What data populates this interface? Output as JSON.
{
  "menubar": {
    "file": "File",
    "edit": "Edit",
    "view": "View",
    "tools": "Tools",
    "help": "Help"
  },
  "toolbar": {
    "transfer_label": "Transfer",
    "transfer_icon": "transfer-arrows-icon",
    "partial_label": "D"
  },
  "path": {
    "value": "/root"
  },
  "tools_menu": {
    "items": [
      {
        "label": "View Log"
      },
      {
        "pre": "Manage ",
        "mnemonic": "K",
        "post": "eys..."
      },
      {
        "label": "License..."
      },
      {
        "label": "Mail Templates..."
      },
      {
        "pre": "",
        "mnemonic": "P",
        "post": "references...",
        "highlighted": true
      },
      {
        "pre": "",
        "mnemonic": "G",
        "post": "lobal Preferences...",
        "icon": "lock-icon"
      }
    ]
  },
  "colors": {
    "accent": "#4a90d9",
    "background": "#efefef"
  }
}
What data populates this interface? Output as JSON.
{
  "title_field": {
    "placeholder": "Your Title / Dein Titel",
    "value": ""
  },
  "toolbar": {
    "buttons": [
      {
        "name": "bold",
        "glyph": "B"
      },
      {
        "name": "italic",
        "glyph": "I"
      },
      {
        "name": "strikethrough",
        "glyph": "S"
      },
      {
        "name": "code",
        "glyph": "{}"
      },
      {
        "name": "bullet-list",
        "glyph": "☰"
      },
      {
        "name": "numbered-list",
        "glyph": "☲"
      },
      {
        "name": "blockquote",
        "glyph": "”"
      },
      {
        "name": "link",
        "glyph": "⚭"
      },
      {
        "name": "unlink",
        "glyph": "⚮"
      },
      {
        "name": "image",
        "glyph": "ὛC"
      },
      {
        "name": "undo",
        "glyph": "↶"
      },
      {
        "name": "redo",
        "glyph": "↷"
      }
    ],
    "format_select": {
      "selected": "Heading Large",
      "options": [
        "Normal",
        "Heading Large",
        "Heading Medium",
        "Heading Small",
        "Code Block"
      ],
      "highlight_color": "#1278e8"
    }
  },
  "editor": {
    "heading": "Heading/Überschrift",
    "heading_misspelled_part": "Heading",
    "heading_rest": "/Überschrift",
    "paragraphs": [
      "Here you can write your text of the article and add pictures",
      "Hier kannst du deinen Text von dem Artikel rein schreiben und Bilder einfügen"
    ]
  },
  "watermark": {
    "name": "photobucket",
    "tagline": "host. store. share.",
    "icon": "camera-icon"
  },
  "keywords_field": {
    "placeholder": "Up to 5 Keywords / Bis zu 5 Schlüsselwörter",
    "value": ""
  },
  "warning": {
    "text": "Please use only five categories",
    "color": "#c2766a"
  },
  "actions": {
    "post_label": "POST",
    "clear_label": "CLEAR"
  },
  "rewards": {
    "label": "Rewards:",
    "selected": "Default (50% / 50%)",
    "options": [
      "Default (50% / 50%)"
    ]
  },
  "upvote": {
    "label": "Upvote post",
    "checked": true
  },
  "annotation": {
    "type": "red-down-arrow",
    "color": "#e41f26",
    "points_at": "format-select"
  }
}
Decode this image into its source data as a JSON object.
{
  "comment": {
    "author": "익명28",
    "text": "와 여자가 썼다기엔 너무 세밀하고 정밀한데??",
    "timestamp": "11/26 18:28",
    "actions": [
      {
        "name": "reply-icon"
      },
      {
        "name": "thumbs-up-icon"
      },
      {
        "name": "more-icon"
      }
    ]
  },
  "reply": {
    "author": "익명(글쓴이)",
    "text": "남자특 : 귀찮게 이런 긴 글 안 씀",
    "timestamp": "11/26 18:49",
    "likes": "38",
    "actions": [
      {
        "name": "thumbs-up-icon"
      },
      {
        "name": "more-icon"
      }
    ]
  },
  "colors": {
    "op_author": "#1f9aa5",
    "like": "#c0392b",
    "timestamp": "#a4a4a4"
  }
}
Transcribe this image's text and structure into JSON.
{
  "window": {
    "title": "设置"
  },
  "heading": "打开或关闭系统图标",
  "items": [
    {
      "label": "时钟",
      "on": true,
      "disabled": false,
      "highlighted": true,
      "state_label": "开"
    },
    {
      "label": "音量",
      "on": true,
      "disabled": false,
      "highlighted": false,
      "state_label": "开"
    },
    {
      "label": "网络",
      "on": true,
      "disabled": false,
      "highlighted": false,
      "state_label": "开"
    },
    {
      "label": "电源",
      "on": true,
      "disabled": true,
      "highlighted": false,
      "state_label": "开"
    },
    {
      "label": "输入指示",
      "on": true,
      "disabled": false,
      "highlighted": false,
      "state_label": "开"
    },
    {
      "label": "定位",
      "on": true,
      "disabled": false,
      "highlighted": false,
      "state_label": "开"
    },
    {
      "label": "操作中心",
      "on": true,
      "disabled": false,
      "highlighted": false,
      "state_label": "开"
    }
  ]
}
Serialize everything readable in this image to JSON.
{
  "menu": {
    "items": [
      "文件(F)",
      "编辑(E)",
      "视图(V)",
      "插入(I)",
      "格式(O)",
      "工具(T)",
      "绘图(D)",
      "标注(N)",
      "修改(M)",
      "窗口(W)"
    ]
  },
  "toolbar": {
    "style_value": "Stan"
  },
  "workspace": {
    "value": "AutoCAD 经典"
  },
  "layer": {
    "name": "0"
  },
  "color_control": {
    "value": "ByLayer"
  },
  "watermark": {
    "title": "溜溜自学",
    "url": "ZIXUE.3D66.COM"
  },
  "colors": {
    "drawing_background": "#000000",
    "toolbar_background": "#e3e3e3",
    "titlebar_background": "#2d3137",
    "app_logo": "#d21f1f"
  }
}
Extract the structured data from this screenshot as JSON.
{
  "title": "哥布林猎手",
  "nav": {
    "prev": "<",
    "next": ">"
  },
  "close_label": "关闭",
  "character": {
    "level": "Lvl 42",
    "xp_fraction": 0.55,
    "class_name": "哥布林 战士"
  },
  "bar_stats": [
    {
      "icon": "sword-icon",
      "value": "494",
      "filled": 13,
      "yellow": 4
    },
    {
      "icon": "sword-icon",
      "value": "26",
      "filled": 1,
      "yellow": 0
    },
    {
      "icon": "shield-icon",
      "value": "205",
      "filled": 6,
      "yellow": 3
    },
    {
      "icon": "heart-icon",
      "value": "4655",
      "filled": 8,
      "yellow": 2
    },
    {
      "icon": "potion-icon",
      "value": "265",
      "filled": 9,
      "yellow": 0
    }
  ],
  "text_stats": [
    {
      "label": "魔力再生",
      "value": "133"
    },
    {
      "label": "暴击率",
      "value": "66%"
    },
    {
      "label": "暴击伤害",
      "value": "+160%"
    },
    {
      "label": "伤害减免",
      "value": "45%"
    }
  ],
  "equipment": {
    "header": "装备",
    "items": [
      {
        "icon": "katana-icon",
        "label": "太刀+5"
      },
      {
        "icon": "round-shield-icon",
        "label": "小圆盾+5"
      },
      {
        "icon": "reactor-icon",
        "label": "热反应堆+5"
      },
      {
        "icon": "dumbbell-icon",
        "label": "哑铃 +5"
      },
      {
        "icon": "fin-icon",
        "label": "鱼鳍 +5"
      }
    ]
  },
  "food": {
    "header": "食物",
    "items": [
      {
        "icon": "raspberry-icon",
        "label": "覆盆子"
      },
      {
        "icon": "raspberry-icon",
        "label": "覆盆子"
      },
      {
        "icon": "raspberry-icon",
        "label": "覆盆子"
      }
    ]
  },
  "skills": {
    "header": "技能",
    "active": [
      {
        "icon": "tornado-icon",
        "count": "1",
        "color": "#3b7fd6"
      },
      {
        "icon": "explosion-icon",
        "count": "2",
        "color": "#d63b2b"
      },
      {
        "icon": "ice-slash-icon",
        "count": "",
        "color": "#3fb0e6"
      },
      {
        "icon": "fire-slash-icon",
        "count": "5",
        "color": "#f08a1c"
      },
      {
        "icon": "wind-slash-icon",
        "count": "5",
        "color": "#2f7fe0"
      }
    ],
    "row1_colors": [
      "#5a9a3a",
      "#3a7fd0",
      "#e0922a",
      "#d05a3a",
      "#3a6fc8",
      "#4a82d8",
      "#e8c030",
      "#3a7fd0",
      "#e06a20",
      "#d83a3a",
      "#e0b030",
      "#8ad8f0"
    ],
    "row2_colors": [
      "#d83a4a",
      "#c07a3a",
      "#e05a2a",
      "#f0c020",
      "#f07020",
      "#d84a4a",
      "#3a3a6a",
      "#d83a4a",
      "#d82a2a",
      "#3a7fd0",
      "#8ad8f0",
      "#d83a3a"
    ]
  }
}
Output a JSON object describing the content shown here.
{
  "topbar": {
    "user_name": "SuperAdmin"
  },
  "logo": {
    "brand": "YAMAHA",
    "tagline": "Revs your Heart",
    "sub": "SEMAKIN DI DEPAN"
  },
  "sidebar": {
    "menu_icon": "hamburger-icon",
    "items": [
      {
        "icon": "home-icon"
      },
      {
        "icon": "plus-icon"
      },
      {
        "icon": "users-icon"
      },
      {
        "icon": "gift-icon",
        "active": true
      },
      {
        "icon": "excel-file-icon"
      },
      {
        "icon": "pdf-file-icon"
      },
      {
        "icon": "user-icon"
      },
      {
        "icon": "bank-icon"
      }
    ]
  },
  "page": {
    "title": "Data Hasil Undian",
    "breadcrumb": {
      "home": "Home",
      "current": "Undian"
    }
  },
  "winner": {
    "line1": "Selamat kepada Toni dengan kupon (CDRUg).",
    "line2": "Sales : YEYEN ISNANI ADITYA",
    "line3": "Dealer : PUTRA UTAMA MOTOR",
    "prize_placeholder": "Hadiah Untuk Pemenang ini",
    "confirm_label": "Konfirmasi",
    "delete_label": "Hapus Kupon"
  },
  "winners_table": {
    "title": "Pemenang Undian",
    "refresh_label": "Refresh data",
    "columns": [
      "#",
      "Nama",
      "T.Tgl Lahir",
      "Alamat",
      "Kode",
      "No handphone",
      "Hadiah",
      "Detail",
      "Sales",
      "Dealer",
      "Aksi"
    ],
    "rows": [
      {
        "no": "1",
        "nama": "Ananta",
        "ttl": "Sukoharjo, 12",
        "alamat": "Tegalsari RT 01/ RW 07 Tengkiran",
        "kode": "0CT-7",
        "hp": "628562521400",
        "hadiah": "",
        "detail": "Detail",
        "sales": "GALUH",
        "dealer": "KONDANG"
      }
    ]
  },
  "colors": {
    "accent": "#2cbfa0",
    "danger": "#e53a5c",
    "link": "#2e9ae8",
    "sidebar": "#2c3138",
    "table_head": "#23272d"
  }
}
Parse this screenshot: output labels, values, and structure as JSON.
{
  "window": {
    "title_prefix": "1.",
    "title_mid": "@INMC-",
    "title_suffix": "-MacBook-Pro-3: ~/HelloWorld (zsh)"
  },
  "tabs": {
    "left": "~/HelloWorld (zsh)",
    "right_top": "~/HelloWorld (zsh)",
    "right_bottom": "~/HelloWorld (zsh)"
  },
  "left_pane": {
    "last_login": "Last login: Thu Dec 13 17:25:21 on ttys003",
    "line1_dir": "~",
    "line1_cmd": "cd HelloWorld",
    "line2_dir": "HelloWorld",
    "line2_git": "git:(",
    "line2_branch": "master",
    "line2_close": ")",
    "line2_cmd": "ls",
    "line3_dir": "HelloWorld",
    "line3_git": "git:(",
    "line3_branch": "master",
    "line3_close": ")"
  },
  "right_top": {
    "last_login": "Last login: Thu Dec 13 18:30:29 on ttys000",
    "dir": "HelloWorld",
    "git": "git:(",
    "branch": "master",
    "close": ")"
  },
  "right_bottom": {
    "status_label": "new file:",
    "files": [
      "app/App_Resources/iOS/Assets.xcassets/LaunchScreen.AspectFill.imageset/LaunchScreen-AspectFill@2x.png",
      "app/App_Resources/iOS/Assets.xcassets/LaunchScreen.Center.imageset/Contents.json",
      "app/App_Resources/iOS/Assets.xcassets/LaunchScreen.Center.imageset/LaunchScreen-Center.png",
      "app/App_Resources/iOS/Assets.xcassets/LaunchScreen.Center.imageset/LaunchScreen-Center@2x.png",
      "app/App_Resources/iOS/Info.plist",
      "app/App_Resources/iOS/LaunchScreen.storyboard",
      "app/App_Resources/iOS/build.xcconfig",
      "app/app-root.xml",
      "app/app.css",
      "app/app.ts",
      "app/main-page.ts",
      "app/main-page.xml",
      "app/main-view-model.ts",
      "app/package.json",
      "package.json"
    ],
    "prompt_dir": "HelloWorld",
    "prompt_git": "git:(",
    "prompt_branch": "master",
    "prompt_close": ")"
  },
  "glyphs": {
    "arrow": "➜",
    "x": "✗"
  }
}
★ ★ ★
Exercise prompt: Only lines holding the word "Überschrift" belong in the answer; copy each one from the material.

Response area:
    "heading": "Heading/Überschrift",
    "heading_rest": "/Überschrift",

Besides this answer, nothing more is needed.